“Yes, I can make it work, but it won’t be easy.”
“Good!” says Alex, as if he had just asked me to
change a door handle. “And we have a name! What do you
think of Therapy?” I replied that I thought it would benefit
Much to Glenn’s sorrow, his wonderfully neat pipe runs
and 500-feet of 10-gauge cable went into the dumpster and reconstruction
began. The big problem, make that the really, really big problem,
of how to stop the turntables from skipping with every bass
transient was attacked on three fronts. First, the turntables
were mounted on a cinderblock wall in the new booth area, filled
with concrete to add mass. Second, every effort was made to
couple the subwoofers to the largest thing around, namely, Mother
Earth. Joe Ricci’s assistant, Tommy, skillfully cut holes
through the cosmetic floor and, using epoxy adhesives, secured
small stone blocks to the concrete floor beneath. These were
covered with a sheet of perforated foam, the type used to prevent
area rugs from slipping on hardwood floors and the first two
enclosures were set in place. Foam was also placed between each

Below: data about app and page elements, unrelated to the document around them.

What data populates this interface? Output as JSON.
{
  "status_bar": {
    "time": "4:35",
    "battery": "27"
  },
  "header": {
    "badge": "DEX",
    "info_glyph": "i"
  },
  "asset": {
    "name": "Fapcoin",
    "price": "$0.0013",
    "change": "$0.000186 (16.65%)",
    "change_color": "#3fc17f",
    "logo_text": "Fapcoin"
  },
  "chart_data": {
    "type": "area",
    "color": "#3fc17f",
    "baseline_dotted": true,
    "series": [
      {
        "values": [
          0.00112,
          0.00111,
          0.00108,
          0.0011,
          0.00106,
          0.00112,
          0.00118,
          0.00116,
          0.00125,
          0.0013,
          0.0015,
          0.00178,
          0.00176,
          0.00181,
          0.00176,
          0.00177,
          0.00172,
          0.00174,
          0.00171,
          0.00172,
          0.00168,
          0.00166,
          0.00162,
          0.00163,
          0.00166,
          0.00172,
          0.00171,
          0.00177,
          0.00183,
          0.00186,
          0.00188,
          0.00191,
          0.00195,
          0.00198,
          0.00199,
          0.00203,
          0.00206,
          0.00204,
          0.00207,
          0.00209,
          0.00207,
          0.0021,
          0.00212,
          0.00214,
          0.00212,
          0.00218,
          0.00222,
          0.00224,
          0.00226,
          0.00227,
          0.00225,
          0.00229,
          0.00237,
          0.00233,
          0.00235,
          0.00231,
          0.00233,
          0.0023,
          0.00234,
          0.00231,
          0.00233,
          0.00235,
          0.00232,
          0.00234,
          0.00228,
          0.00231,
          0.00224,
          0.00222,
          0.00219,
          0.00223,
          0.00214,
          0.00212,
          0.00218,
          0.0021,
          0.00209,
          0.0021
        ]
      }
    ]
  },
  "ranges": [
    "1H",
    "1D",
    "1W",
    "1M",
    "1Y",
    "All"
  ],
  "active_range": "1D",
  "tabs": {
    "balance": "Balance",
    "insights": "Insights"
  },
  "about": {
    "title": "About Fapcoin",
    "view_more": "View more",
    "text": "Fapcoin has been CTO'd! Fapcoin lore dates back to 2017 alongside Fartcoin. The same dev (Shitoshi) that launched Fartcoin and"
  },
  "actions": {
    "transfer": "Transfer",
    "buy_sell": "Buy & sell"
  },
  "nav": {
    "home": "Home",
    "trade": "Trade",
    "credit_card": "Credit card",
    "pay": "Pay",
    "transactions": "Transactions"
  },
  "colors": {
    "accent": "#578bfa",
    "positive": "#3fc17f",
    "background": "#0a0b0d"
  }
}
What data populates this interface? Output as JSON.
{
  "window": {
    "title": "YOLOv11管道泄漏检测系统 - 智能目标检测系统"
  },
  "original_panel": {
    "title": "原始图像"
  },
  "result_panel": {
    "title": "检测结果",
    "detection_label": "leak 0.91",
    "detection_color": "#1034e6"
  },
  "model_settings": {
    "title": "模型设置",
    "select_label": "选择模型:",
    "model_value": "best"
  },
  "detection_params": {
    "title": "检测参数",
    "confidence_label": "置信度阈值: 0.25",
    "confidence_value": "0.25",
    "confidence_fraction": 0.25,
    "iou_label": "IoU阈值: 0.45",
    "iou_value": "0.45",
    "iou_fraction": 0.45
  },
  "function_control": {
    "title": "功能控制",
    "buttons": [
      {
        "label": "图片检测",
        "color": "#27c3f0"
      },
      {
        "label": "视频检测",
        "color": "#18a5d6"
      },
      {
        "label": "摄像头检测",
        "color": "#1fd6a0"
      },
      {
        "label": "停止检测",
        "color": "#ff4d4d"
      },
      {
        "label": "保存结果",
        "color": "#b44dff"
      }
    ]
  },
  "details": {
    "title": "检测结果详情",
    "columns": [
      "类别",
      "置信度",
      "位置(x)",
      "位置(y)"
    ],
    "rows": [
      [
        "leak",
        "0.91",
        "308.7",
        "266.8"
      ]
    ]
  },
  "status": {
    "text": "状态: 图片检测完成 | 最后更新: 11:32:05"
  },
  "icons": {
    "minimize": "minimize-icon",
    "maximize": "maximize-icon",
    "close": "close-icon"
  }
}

layer of cabinets to minimize movement, and finally, load straps
were used to ratchet the whole assembly together as tightly
The third part of the solution is electronic. Once everything
was in place, the process of wringing out the system began.
Once the troublesome frequencies had been traced, appropriate
filters and a slight delay were dialed in on the BSS processors
and all was right with the world. Again.
Enjoy The Silence
On October 4, 2002, Therapy opened and the system was run hard
for the first time, with no problems. Some minor tuning was
performed the following day and on October 5, NYC’s Shawn
Ink ripped the roof off with a blistering set. Comments about
the sound system often include the word “pristine”
and “insane,” frequently in the same sentence. It
also completely silent and often scares people who are used
to the steady hiss and hum that populates so many systems. As
only minimal compression and equalization are in use, the dynamic
range of the system is unencumbered and the quality of the music
shines through. It also scares young children and destroys Radio
Shack SPL meters.
The Fire and What Followed
In February 2003, the club world suffered two tragedies, the
worst of them happening just a few miles away from Therapy in
West Warwick (The Station fire, which killed 98). This resulted
in a deluge of inspections, venue closures, capacity reductions
and lawsuits. Therapy, which did not have a sprinkler system,
was approved for 290 occupants on the upper level in September
2002. The capacity was reduced to 100 in March 2003, seemingly
arbitrarily, although other venues suffered in a similar way.
So, even though the building has high ceilings, minimal furnishings
and no acoustical treatment, the owner has had to install a
sprinkler system, remove the ticket booth and carve a new exit
through the two-foot-thick walls in order to become profitable.
The capacity will then (we are assured) be raised to around
500. The life of the nightclub entrepreneur is so rewarding,
not to mention glamourous!
The sound system has been 100% reliable and has needed only
minor tweaking since day one. I recently relocated the booth
monitors to bring them closer to the artists’ ears. The
headroom of the system has rarely been tapped, but when a DJ
who really understands dynamics is on form, the results are
staggering! Spleens move, retinas jiggle, a truly visceral experience!
And that is a good thing.
7 Dike Street
Providence, Rhode Island